Wednesday, November 3, 2010

Sarah Shay's marathon more than a race


Until recently, the proudest moment Sarah Shay experienced as a runner occurred 17 years ago during her senior year at Central Lake High near Traverse City.

She had just won a 1993 regional cross-country meet when she was greeted by a freshman boy from her high school who had captured his race.

"He walked up to me and patted me on the back, like I was the younger one," Shay said with a laugh.

The runner was her brother, Ryan Shay.

On Sunday, Sarah Shay will run in her first New York City Marathon, three years after Ryan died in Central Park during the U.S. Olympic men's marathon trials. The race was held the day before the 2007 NYC Marathon. Ryan Shay, who was 28, died of heart attack due to a pre-existing enlarged heart condition.

He was among the state's greatest prep distance runners, capturing four consecutive Class D state cross-country titles. He was also a three-time state champion in both the 1,600- and 3,200-meter runs on the track, and won the state title in the 800 during his sophomore year.

He went on to Notre Dame, where he became a nine-time All-America.
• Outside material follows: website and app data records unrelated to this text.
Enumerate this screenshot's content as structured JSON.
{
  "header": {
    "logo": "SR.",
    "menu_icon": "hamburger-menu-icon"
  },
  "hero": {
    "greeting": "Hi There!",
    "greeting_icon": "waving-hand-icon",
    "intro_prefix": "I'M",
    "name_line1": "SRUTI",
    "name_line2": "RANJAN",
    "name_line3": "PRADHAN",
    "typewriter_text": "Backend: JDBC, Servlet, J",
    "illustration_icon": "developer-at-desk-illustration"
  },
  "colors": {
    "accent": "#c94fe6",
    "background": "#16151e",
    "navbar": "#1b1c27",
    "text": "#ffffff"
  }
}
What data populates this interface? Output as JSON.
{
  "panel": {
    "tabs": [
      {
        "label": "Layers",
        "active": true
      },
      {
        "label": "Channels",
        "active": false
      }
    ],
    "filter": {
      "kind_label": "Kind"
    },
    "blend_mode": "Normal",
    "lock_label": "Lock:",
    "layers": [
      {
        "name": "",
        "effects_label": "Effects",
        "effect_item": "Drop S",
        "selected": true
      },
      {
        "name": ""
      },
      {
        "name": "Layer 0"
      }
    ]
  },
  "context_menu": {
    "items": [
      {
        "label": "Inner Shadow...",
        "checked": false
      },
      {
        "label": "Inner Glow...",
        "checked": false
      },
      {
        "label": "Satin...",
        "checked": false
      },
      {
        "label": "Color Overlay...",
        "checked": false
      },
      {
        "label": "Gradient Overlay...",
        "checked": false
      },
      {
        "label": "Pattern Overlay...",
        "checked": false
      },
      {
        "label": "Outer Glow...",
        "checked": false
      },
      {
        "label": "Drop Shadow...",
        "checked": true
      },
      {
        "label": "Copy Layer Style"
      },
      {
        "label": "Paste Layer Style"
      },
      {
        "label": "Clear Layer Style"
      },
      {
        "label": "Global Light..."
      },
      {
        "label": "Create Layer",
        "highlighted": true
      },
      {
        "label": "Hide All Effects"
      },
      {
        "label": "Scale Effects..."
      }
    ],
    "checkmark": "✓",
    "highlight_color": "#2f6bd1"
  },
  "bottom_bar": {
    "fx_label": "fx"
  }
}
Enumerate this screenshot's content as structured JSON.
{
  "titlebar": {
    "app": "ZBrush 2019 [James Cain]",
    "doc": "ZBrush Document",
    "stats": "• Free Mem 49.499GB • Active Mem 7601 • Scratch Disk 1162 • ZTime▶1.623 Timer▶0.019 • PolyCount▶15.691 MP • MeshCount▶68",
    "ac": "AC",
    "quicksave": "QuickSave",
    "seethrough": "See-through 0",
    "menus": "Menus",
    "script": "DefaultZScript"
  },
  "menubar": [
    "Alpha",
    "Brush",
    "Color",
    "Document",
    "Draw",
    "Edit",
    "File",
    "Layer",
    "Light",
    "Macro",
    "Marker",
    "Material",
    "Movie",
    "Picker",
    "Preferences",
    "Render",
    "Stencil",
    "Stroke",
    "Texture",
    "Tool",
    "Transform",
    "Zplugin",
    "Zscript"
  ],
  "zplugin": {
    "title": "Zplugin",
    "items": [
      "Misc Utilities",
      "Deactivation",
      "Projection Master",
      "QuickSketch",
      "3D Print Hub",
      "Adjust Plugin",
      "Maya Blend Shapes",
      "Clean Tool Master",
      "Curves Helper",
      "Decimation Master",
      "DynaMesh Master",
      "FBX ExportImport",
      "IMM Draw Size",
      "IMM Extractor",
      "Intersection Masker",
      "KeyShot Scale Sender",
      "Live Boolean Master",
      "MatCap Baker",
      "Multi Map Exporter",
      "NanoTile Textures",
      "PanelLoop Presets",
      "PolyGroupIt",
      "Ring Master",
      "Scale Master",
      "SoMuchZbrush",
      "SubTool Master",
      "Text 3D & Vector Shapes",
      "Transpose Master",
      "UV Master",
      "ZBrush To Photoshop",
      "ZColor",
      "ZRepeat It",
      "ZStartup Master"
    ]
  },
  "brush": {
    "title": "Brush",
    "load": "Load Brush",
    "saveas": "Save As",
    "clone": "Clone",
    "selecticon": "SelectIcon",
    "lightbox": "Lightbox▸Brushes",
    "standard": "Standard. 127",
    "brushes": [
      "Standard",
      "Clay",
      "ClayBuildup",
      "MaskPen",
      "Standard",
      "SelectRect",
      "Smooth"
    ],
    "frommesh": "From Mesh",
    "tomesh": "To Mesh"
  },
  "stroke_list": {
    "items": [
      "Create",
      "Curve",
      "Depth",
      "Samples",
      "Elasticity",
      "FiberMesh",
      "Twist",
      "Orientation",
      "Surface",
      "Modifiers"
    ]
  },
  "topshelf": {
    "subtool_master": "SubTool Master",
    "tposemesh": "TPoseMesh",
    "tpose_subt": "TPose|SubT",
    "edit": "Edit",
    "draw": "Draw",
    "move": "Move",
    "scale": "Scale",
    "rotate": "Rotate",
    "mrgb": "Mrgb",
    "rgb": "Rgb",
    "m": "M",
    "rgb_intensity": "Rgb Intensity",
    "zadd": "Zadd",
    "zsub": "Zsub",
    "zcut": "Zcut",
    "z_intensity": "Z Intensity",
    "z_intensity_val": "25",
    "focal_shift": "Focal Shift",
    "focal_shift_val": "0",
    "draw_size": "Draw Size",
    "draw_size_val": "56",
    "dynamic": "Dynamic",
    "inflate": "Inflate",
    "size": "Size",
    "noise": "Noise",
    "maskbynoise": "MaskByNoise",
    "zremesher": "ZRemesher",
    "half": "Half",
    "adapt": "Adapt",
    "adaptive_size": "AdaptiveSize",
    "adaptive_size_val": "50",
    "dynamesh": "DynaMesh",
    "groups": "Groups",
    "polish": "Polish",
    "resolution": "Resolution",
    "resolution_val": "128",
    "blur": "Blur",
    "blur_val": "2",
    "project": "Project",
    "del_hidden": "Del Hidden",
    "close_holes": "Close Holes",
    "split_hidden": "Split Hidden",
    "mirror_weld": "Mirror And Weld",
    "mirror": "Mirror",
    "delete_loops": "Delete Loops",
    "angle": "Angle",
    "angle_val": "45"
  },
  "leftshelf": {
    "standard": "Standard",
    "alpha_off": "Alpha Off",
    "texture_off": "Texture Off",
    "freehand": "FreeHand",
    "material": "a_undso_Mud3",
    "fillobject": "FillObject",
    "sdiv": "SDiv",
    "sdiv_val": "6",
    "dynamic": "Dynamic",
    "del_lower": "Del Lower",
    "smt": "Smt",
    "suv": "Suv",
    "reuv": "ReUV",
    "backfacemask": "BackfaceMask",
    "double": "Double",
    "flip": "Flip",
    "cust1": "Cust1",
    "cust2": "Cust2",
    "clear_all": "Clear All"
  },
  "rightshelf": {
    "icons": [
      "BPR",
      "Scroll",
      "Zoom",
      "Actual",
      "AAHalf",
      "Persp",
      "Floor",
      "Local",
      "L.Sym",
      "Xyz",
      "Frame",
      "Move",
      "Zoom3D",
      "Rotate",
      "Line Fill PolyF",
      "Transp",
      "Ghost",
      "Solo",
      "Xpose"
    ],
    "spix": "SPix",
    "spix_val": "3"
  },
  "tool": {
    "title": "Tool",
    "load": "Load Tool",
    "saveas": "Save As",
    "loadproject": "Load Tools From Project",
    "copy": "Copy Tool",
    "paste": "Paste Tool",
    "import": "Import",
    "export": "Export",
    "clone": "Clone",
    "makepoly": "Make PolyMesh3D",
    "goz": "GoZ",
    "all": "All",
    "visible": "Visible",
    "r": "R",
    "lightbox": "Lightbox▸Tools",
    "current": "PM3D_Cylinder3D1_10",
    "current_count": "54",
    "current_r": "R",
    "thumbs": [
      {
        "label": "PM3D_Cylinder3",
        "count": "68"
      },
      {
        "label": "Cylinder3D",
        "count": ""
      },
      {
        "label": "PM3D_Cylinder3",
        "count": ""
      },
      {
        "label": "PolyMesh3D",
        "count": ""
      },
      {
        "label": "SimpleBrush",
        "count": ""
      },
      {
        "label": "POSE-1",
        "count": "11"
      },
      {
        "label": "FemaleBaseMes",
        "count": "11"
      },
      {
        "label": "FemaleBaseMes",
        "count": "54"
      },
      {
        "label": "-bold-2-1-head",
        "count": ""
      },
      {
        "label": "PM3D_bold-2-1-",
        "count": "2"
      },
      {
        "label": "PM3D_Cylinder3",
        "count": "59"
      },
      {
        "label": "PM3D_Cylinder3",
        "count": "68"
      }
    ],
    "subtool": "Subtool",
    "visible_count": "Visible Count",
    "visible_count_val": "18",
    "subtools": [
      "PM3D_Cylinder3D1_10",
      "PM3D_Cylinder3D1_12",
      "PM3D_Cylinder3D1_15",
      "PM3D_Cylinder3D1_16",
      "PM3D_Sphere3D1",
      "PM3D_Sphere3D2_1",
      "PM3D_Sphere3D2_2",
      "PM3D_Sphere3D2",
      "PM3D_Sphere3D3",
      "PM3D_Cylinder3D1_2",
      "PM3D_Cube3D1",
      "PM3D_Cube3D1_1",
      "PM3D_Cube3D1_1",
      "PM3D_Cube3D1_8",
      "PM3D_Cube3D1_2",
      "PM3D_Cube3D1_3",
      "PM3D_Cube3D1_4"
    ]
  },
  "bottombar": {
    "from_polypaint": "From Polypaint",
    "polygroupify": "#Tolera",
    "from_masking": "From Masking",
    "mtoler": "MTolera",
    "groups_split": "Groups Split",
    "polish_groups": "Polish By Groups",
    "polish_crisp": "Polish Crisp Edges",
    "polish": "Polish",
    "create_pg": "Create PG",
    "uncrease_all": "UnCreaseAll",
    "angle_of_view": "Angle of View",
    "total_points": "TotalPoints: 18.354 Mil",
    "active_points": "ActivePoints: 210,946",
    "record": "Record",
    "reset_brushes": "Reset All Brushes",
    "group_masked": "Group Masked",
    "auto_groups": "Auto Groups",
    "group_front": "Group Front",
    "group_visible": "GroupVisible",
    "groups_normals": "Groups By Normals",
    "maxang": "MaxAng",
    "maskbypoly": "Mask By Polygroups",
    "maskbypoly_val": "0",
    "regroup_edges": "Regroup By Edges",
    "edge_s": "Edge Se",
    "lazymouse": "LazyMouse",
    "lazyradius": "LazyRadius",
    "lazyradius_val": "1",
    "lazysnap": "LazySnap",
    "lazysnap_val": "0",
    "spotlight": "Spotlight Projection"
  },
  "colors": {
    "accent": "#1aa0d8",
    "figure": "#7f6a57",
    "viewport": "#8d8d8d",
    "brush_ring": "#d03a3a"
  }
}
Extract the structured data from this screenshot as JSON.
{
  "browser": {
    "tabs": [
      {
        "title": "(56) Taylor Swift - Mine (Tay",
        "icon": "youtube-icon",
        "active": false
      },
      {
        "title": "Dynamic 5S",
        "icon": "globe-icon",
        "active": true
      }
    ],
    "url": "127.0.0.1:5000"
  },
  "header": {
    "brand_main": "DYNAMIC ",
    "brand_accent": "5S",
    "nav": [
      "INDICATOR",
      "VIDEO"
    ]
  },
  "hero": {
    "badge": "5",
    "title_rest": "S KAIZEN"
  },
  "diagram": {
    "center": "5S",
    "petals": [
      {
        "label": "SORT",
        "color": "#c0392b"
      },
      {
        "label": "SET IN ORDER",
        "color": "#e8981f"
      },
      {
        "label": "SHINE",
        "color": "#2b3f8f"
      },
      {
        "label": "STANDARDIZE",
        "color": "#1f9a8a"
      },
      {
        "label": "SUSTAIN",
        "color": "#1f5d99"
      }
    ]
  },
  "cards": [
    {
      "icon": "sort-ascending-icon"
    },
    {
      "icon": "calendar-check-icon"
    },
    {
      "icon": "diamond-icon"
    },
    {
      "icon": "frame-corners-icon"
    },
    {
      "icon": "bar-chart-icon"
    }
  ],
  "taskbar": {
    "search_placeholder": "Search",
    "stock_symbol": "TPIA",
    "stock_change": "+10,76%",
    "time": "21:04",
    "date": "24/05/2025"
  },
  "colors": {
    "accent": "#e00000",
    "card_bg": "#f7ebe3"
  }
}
As a pro, he won several big races, including the 2003 USA marathon championships.

In the summer of 2007, Shay married former Stanford star runner Alicia Craig, who'll be in New York on Sunday cheering on Sarah.

Sarah Shay, 34, is running in just her second 26.2-mile race of her career. She's doing it to honor the memory of her brother while raising awareness for injured vets.

Last February, at the Austin (Texas) Marathon, Sarah raised $13,000 for the Wounded Warrior Project, which helps injured soldiers transition back to civilian life. Shay, who lives in Austin, has a goal of raising $26,200 in donations for the New York City Marathon.

"After that marathon (in Austin), I said, 'I'll never run a marathon again,'" Shay said. "And then I went through a 'What now?' feeling, and then New York popped in my head."

The last time Shay was in New York was in 2008, when her brother, Casey Shay, ran the marathon.

"After Ryan passed, I went through a few times to put flowers by his rock," Sarah Shay said of the spot in Central Park where Ryan collapsed. "When I run past it on Sunday, I don't think I'll be able to contain myself."

Shay said she found comfort in remembering the passionate side of her brother and his honesty.

"He could curse like the wind whenever he was frustrated," she said with a laugh, "but he gave you rock solid loyalty and the truth."

Unlike some of her siblings who are accomplished runners -- the youngest Shay, Stephan, 24, was fifth at the U.S. half-marathon championships earlier this year -- Sarah hadn't run much since high school until this past year. A divorced mother, she squeezes in training runs between taking care of her son, Max, 5, and working full-time in property management. She also was diagnosed with lupus last year.

Her workouts are supervised by Gary Brimmer, a former Michigander who lives in San Antonio.

"It's harder than I thought," Shay said of the marathon. "But it's in my heart, and it's what I want to do.